About this exercise: Print the entries below again exactly as they stand, but skip any picture.

Records shown:
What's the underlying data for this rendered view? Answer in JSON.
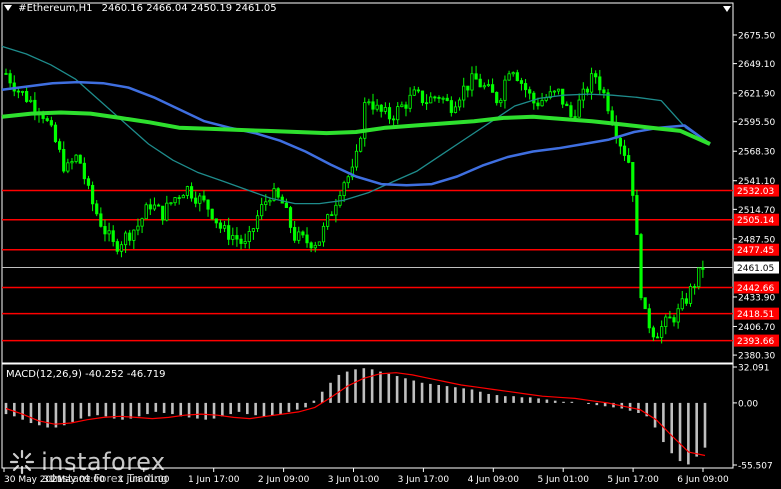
{
  "header": {
    "symbol": "#Ethereum,H1",
    "ohlc": "2460.16 2466.04 2450.19 2461.05"
  },
  "macd_header": "MACD(12,26,9) -40.252 -46.719",
  "watermark": {
    "brand": "instaforex",
    "sub": "Instant Forex Trading"
  },
  "colors": {
    "background": "#000000",
    "candle": "#00ff00",
    "ma_fast": "#3f6fe0",
    "ma_teal": "#1e8c8c",
    "ma_slow": "#2ee02e",
    "level_line": "#ff0000",
    "macd_hist": "#c0c0c0",
    "macd_signal": "#ff0000"
  },
  "chart_data": {
    "type": "candlestick",
    "symbol": "#Ethereum",
    "timeframe": "H1",
    "ylim": [
      2373,
      2693
    ],
    "y_ticks": [
      "2675.50",
      "2649.10",
      "2621.90",
      "2595.50",
      "2568.30",
      "2541.10",
      "2514.70",
      "2487.50",
      "2433.90",
      "2406.70",
      "2380.30"
    ],
    "y_tick_values": [
      2675.5,
      2649.1,
      2621.9,
      2595.5,
      2568.3,
      2541.1,
      2514.7,
      2487.5,
      2433.9,
      2406.7,
      2380.3
    ],
    "x_ticks": [
      "30 May 2021",
      "31 May 09:00",
      "1 Jun 01:00",
      "1 Jun 17:00",
      "2 Jun 09:00",
      "3 Jun 01:00",
      "3 Jun 17:00",
      "4 Jun 09:00",
      "5 Jun 01:00",
      "5 Jun 17:00",
      "6 Jun 09:00"
    ],
    "levels": [
      2532.03,
      2505.14,
      2477.45,
      2442.66,
      2418.51,
      2393.66
    ],
    "level_labels": [
      "2532.03",
      "2505.14",
      "2477.45",
      "2442.66",
      "2418.51",
      "2393.66"
    ],
    "current_price": 2461.05,
    "current_price_label": "2461.05",
    "price_path": [
      2640,
      2625,
      2615,
      2605,
      2580,
      2550,
      2565,
      2525,
      2500,
      2480,
      2490,
      2500,
      2520,
      2510,
      2525,
      2535,
      2525,
      2515,
      2495,
      2490,
      2480,
      2510,
      2530,
      2520,
      2490,
      2485,
      2485,
      2510,
      2540,
      2550,
      2620,
      2605,
      2600,
      2610,
      2620,
      2615,
      2620,
      2610,
      2625,
      2635,
      2625,
      2615,
      2650,
      2630,
      2612,
      2618,
      2622,
      2600,
      2618,
      2640,
      2615,
      2580,
      2555,
      2420,
      2400,
      2410,
      2420,
      2440,
      2462
    ],
    "ma_fast_path": [
      2625,
      2628,
      2631,
      2632,
      2631,
      2627,
      2618,
      2607,
      2596,
      2590,
      2585,
      2578,
      2568,
      2556,
      2545,
      2538,
      2537,
      2538,
      2545,
      2555,
      2563,
      2568,
      2571,
      2575,
      2579,
      2586,
      2590,
      2592,
      2575
    ],
    "ma_teal_path": [
      2665,
      2658,
      2648,
      2635,
      2615,
      2595,
      2575,
      2560,
      2549,
      2541,
      2533,
      2525,
      2520,
      2520,
      2523,
      2530,
      2540,
      2550,
      2565,
      2580,
      2595,
      2610,
      2617,
      2620,
      2621,
      2620,
      2618,
      2615,
      2590,
      2575
    ],
    "ma_slow_path": [
      2600,
      2603,
      2604,
      2603,
      2599,
      2595,
      2590,
      2589,
      2588,
      2587,
      2586,
      2585,
      2586,
      2590,
      2592,
      2594,
      2596,
      2599,
      2600,
      2598,
      2596,
      2593,
      2590,
      2587,
      2575
    ],
    "macd": {
      "label": "MACD(12,26,9)",
      "main": -40.252,
      "signal": -46.719,
      "ylim": [
        -55.507,
        32.091
      ],
      "y_ticks": [
        "32.091",
        "0.00",
        "-55.507"
      ],
      "y_tick_values": [
        32.091,
        0,
        -55.507
      ],
      "histogram": [
        -10,
        -12,
        -15,
        -18,
        -20,
        -22,
        -22,
        -20,
        -17,
        -14,
        -12,
        -11,
        -12,
        -14,
        -15,
        -14,
        -12,
        -10,
        -8,
        -9,
        -10,
        -12,
        -13,
        -14,
        -15,
        -14,
        -12,
        -10,
        -8,
        -10,
        -11,
        -12,
        -11,
        -10,
        -8,
        -6,
        -4,
        2,
        10,
        18,
        25,
        28,
        30,
        31,
        30,
        28,
        26,
        24,
        22,
        20,
        18,
        17,
        16,
        15,
        14,
        13,
        12,
        10,
        8,
        7,
        6,
        6,
        5,
        5,
        4,
        3,
        2,
        1,
        1,
        0,
        -1,
        -2,
        -3,
        -4,
        -5,
        -7,
        -9,
        -12,
        -22,
        -35,
        -45,
        -52,
        -55,
        -48,
        -40
      ],
      "signal_path": [
        -5,
        -10,
        -16,
        -19,
        -18,
        -15,
        -13,
        -12,
        -13,
        -14,
        -13,
        -11,
        -10,
        -11,
        -13,
        -14,
        -12,
        -10,
        -8,
        -4,
        5,
        15,
        22,
        26,
        27,
        25,
        22,
        19,
        16,
        14,
        12,
        10,
        8,
        6,
        5,
        4,
        2,
        0,
        -3,
        -6,
        -15,
        -30,
        -44,
        -47
      ]
    }
  }
}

Solution to the exercise:
What's the underlying data for this rendered view? Answer in JSON.
{
  "header": {
    "symbol": "#Ethereum,H1",
    "ohlc": "2460.16 2466.04 2450.19 2461.05"
  },
  "macd_header": "MACD(12,26,9) -40.252 -46.719",
  "watermark": {
    "brand": "instaforex",
    "sub": "Instant Forex Trading"
  },
  "colors": {
    "background": "#000000",
    "candle": "#00ff00",
    "ma_fast": "#3f6fe0",
    "ma_teal": "#1e8c8c",
    "ma_slow": "#2ee02e",
    "level_line": "#ff0000",
    "macd_hist": "#c0c0c0",
    "macd_signal": "#ff0000"
  },
  "chart_data": {
    "type": "candlestick",
    "symbol": "#Ethereum",
    "timeframe": "H1",
    "ylim": [
      2373,
      2693
    ],
    "y_ticks": [
      "2675.50",
      "2649.10",
      "2621.90",
      "2595.50",
      "2568.30",
      "2541.10",
      "2514.70",
      "2487.50",
      "2433.90",
      "2406.70",
      "2380.30"
    ],
    "y_tick_values": [
      2675.5,
      2649.1,
      2621.9,
      2595.5,
      2568.3,
      2541.1,
      2514.7,
      2487.5,
      2433.9,
      2406.7,
      2380.3
    ],
    "x_ticks": [
      "30 May 2021",
      "31 May 09:00",
      "1 Jun 01:00",
      "1 Jun 17:00",
      "2 Jun 09:00",
      "3 Jun 01:00",
      "3 Jun 17:00",
      "4 Jun 09:00",
      "5 Jun 01:00",
      "5 Jun 17:00",
      "6 Jun 09:00"
    ],
    "levels": [
      2532.03,
      2505.14,
      2477.45,
      2442.66,
      2418.51,
      2393.66
    ],
    "level_labels": [
      "2532.03",
      "2505.14",
      "2477.45",
      "2442.66",
      "2418.51",
      "2393.66"
    ],
    "current_price": 2461.05,
    "current_price_label": "2461.05",
    "price_path": [
      2640,
      2625,
      2615,
      2605,
      2580,
      2550,
      2565,
      2525,
      2500,
      2480,
      2490,
      2500,
      2520,
      2510,
      2525,
      2535,
      2525,
      2515,
      2495,
      2490,
      2480,
      2510,
      2530,
      2520,
      2490,
      2485,
      2485,
      2510,
      2540,
      2550,
      2620,
      2605,
      2600,
      2610,
      2620,
      2615,
      2620,
      2610,
      2625,
      2635,
      2625,
      2615,
      2650,
      2630,
      2612,
      2618,
      2622,
      2600,
      2618,
      2640,
      2615,
      2580,
      2555,
      2420,
      2400,
      2410,
      2420,
      2440,
      2462
    ],
    "ma_fast_path": [
      2625,
      2628,
      2631,
      2632,
      2631,
      2627,
      2618,
      2607,
      2596,
      2590,
      2585,
      2578,
      2568,
      2556,
      2545,
      2538,
      2537,
      2538,
      2545,
      2555,
      2563,
      2568,
      2571,
      2575,
      2579,
      2586,
      2590,
      2592,
      2575
    ],
    "ma_teal_path": [
      2665,
      2658,
      2648,
      2635,
      2615,
      2595,
      2575,
      2560,
      2549,
      2541,
      2533,
      2525,
      2520,
      2520,
      2523,
      2530,
      2540,
      2550,
      2565,
      2580,
      2595,
      2610,
      2617,
      2620,
      2621,
      2620,
      2618,
      2615,
      2590,
      2575
    ],
    "ma_slow_path": [
      2600,
      2603,
      2604,
      2603,
      2599,
      2595,
      2590,
      2589,
      2588,
      2587,
      2586,
      2585,
      2586,
      2590,
      2592,
      2594,
      2596,
      2599,
      2600,
      2598,
      2596,
      2593,
      2590,
      2587,
      2575
    ],
    "macd": {
      "label": "MACD(12,26,9)",
      "main": -40.252,
      "signal": -46.719,
      "ylim": [
        -55.507,
        32.091
      ],
      "y_ticks": [
        "32.091",
        "0.00",
        "-55.507"
      ],
      "y_tick_values": [
        32.091,
        0,
        -55.507
      ],
      "histogram": [
        -10,
        -12,
        -15,
        -18,
        -20,
        -22,
        -22,
        -20,
        -17,
        -14,
        -12,
        -11,
        -12,
        -14,
        -15,
        -14,
        -12,
        -10,
        -8,
        -9,
        -10,
        -12,
        -13,
        -14,
        -15,
        -14,
        -12,
        -10,
        -8,
        -10,
        -11,
        -12,
        -11,
        -10,
        -8,
        -6,
        -4,
        2,
        10,
        18,
        25,
        28,
        30,
        31,
        30,
        28,
        26,
        24,
        22,
        20,
        18,
        17,
        16,
        15,
        14,
        13,
        12,
        10,
        8,
        7,
        6,
        6,
        5,
        5,
        4,
        3,
        2,
        1,
        1,
        0,
        -1,
        -2,
        -3,
        -4,
        -5,
        -7,
        -9,
        -12,
        -22,
        -35,
        -45,
        -52,
        -55,
        -48,
        -40
      ],
      "signal_path": [
        -5,
        -10,
        -16,
        -19,
        -18,
        -15,
        -13,
        -12,
        -13,
        -14,
        -13,
        -11,
        -10,
        -11,
        -13,
        -14,
        -12,
        -10,
        -8,
        -4,
        5,
        15,
        22,
        26,
        27,
        25,
        22,
        19,
        16,
        14,
        12,
        10,
        8,
        6,
        5,
        4,
        2,
        0,
        -3,
        -6,
        -15,
        -30,
        -44,
        -47
      ]
    }
  }
}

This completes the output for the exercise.